Excerpts from a dataset
········
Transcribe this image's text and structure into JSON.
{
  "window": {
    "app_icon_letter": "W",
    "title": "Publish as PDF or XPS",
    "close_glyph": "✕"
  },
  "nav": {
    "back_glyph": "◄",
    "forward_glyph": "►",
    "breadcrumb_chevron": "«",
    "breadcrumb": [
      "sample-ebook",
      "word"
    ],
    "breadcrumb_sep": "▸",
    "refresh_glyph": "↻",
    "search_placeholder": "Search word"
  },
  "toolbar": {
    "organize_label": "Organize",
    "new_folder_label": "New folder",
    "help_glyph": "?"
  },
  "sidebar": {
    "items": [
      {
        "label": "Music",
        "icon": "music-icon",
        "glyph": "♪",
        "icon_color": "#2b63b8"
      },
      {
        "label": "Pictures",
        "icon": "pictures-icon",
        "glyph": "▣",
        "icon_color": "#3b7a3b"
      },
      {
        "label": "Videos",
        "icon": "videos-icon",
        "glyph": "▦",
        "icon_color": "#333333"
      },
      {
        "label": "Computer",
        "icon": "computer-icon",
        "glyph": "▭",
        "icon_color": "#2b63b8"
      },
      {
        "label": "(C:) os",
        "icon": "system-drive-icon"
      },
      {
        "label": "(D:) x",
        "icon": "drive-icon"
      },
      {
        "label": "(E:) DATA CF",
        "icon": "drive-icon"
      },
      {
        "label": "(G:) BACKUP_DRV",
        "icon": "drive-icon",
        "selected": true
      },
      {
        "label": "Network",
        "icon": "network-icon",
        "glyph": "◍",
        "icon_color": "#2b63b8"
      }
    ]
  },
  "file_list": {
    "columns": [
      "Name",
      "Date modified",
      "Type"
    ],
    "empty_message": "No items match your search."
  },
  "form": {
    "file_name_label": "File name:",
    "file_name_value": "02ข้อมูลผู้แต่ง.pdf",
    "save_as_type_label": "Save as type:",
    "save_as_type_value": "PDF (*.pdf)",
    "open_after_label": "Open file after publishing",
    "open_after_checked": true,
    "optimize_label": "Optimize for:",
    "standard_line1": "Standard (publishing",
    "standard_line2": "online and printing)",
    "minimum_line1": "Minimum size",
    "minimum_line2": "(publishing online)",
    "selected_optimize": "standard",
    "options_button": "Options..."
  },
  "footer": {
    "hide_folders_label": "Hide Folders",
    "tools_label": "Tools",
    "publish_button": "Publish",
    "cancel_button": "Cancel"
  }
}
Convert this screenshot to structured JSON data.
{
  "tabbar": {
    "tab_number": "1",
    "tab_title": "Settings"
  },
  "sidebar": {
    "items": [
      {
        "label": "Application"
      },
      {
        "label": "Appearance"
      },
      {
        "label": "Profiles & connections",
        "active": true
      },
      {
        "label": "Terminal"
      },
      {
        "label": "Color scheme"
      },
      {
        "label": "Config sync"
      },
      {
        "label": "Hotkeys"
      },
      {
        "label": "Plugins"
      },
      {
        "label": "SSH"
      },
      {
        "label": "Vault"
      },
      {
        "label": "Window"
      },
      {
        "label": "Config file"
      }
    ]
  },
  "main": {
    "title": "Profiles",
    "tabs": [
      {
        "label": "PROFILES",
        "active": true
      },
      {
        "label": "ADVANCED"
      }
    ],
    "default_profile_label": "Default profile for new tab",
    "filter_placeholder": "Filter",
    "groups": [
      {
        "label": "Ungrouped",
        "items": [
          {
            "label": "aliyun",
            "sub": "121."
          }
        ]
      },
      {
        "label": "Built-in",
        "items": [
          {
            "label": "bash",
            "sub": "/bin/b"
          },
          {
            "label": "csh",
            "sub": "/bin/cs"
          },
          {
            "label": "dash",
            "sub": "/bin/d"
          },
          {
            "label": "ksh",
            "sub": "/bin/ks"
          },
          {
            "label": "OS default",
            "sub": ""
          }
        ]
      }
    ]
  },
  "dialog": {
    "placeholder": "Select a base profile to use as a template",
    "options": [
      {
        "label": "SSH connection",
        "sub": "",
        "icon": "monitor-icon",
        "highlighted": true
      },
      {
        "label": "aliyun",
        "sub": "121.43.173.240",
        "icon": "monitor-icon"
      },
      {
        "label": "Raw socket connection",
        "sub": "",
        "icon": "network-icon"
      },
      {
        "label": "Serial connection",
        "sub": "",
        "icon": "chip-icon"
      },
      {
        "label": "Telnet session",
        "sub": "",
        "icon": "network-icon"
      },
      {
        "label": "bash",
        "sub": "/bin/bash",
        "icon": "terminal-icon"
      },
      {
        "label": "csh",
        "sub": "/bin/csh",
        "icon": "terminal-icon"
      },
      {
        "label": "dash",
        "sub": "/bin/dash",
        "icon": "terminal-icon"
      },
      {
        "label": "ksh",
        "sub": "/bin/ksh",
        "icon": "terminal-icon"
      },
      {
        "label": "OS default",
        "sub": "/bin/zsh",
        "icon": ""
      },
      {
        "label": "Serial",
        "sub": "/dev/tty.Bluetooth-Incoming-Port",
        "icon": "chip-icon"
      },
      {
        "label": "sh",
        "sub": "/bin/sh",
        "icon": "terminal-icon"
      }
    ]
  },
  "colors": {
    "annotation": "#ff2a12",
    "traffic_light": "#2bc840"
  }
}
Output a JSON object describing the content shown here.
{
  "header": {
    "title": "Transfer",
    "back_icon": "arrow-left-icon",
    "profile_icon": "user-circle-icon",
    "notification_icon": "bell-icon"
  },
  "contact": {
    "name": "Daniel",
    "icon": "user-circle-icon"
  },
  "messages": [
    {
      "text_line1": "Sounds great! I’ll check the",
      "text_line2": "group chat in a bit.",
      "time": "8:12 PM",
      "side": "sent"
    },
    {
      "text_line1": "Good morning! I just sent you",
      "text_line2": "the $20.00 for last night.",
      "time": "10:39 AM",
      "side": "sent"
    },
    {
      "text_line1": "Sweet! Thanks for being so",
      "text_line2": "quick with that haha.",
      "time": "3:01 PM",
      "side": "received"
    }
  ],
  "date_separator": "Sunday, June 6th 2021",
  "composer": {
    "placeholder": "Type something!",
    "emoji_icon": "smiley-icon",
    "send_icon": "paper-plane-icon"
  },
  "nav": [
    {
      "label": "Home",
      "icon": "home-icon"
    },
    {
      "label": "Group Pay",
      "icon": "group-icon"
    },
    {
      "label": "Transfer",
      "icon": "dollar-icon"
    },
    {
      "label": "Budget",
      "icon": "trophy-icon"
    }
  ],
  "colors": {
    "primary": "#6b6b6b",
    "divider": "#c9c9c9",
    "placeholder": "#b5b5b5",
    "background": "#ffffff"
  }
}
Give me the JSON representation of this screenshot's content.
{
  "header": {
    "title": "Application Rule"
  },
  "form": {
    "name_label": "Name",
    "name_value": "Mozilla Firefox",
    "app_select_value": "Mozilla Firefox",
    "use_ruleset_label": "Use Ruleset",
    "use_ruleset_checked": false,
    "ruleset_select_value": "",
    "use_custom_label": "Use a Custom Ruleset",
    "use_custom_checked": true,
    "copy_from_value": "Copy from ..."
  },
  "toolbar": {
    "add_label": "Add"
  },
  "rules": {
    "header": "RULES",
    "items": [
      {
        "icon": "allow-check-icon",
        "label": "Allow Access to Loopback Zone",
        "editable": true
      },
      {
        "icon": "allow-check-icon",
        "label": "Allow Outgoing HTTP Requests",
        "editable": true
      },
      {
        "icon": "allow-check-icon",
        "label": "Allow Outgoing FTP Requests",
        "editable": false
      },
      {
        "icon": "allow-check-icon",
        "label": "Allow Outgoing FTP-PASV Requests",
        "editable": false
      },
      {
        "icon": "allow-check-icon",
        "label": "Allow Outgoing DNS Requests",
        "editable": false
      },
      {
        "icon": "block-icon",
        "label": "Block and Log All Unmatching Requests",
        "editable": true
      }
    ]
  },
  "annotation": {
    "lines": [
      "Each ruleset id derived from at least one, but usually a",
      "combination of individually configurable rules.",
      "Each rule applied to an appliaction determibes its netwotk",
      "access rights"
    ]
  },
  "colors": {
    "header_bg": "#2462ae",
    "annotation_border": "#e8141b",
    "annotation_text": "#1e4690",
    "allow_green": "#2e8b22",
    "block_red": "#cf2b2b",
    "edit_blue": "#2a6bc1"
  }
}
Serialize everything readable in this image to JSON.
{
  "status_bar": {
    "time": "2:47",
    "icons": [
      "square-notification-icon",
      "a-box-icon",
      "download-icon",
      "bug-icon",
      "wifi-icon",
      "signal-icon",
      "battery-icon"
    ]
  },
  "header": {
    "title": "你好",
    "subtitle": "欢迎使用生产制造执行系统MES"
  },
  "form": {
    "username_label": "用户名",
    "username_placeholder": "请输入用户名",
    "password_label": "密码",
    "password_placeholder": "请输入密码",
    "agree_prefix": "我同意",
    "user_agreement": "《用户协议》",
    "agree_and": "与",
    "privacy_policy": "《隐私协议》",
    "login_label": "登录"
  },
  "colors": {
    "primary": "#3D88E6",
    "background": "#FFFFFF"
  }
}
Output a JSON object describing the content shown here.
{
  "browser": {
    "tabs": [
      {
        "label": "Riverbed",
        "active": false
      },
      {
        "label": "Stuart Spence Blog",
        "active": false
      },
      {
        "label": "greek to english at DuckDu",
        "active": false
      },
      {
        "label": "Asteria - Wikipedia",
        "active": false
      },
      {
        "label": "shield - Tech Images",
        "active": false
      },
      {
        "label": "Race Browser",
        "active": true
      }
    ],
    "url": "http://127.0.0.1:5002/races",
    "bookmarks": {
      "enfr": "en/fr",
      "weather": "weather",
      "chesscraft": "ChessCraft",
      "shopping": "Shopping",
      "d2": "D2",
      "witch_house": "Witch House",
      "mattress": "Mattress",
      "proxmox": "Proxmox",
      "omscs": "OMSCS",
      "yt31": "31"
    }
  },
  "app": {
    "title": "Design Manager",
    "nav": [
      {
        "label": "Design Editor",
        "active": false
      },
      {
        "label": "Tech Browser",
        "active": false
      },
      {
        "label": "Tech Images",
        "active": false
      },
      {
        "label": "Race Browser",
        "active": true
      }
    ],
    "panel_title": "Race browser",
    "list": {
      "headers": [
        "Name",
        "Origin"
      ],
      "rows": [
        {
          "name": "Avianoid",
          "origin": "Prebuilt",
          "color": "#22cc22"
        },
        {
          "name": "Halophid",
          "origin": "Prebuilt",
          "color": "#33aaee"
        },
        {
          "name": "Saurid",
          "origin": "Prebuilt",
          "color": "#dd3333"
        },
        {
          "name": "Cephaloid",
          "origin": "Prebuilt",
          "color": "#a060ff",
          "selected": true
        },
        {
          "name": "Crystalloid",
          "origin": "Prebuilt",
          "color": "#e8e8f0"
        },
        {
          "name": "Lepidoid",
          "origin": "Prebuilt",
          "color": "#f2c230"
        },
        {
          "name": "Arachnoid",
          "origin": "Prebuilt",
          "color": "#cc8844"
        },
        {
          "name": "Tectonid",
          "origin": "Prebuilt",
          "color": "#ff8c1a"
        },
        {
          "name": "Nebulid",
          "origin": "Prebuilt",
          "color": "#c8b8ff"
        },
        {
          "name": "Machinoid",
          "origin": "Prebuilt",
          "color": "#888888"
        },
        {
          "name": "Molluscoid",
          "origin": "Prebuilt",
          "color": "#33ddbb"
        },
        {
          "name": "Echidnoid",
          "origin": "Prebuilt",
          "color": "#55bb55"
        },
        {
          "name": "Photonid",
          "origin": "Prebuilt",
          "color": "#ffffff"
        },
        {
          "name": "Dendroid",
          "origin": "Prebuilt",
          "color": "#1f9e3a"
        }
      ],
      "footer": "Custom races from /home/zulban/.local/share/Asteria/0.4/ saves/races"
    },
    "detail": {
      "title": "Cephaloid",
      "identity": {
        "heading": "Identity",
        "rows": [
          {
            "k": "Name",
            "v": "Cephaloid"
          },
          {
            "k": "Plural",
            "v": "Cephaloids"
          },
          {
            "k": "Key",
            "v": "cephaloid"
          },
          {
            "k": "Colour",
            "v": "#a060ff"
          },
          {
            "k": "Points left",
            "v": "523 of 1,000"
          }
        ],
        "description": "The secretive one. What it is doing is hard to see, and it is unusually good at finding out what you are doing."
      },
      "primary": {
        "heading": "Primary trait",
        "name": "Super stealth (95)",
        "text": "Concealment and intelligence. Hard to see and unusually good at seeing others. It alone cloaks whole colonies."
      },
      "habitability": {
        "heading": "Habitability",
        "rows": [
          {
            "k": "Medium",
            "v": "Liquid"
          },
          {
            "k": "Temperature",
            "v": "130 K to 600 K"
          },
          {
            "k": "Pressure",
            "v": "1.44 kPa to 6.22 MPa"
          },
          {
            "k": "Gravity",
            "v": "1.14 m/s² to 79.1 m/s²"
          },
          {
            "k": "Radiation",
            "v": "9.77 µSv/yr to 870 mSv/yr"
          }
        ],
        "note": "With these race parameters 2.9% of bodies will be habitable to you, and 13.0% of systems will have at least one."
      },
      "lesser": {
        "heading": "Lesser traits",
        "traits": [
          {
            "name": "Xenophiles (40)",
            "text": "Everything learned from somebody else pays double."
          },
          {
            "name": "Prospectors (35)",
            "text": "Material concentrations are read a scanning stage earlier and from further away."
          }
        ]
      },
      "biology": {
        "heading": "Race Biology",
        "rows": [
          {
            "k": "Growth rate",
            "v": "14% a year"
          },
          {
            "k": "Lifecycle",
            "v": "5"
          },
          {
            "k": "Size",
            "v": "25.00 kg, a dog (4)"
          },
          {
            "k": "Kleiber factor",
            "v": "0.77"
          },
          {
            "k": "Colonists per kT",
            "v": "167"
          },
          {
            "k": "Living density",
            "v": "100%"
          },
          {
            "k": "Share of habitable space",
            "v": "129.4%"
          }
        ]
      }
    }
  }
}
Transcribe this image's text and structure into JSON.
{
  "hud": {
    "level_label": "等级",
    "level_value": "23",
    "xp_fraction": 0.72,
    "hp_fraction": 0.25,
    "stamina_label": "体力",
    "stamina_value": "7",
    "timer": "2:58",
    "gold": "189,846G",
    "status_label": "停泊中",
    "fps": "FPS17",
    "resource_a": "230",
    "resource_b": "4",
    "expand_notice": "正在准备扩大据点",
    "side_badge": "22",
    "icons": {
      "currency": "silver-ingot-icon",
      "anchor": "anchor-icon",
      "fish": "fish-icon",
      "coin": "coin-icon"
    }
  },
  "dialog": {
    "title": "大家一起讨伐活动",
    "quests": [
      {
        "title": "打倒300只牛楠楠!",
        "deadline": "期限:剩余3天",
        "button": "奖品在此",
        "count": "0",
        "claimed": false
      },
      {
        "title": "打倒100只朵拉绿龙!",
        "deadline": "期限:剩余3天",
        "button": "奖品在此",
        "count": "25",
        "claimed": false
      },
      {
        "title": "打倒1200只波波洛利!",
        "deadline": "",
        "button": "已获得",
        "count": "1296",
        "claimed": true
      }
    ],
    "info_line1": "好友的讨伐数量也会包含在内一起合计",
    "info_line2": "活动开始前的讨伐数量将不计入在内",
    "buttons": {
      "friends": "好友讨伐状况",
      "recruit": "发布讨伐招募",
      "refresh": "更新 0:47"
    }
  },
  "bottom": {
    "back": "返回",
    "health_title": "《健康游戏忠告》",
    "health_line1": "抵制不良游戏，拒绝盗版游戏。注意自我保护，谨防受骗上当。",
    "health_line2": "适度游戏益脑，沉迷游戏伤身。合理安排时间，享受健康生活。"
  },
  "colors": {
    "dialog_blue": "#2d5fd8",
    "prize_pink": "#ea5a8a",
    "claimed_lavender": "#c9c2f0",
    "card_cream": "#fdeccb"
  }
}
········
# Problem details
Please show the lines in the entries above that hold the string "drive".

# Answer section
        "icon": "system-drive-icon"
        "icon": "drive-icon"
        "icon": "drive-icon"
        "icon": "drive-icon",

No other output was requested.